WASHINGTON -- Aaron Burr famously foresaw it all, in the room where it happens one winter day in 2020: the Senate chamber.
The impeachment trial of President Donald John Trump happens here. The jury is 100 silent senators. We witness the trial in the press gallery. Things swerved when Ken Starr and Alan Dershowitz entered the drama to defend Trump, amid a startling new account by John Bolton, his former national security adviser.
Men once wept hearing Burr declare American democracy depends upon the Senate. He was vice president then. Now, I might add, much depends upon the verdict the Senate reaches on a president who would be king.
Burr and rival Alexander Hamilton were Revolutionary War heroes when they were young, riding into battle against a king's soldiers.
They'd know Trump's type -- better than we do. They broke from government by one man's personal whims and dark grudges.
Hamilton himself helped frame the congressional impeachment clause of the Constitution as an emergency exit from a corrupt leader.
Brilliant Burr, who killed Hamilton in the tragic duel, stood on the Senate floor to say farewell in 1805. He knelt to declare that if the Constitution should ever perish by "the demagogue," it would expire on this floor.
"This floor!" He shouted and slammed his fist on the floor in a flourish. It's one of the greatest Senate speeches in American history.
Yet it's not history anymore. The Senate Republican block looks ready to let the president walk.

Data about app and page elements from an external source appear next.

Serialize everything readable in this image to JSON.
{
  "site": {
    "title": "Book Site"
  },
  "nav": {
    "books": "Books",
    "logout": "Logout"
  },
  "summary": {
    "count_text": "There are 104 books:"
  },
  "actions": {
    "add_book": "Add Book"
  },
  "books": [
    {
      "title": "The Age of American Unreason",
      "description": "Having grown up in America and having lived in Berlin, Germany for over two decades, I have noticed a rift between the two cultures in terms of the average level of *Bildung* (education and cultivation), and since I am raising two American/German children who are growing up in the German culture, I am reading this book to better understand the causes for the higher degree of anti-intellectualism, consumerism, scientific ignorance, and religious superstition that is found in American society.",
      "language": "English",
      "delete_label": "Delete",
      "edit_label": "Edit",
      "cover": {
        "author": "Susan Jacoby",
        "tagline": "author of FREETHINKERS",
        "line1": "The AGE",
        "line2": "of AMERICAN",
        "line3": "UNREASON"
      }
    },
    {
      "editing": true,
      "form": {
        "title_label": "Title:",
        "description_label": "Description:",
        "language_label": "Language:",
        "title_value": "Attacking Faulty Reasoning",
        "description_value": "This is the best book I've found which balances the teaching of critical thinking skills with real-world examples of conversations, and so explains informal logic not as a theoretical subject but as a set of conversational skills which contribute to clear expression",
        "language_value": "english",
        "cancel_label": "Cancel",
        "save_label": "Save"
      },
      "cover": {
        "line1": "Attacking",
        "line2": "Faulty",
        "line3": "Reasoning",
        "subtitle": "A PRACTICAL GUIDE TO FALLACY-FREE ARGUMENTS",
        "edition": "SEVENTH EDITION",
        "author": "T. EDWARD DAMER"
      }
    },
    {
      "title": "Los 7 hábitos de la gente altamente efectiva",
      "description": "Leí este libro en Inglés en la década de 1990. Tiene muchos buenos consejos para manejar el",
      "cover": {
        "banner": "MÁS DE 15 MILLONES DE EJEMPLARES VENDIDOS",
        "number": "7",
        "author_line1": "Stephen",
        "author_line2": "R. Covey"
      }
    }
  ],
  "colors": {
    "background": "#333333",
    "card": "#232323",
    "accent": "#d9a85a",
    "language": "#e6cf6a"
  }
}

If they can't even muster four (of 53) to vote for witnesses like Bolton, the body in the chamber shall have lost its soul.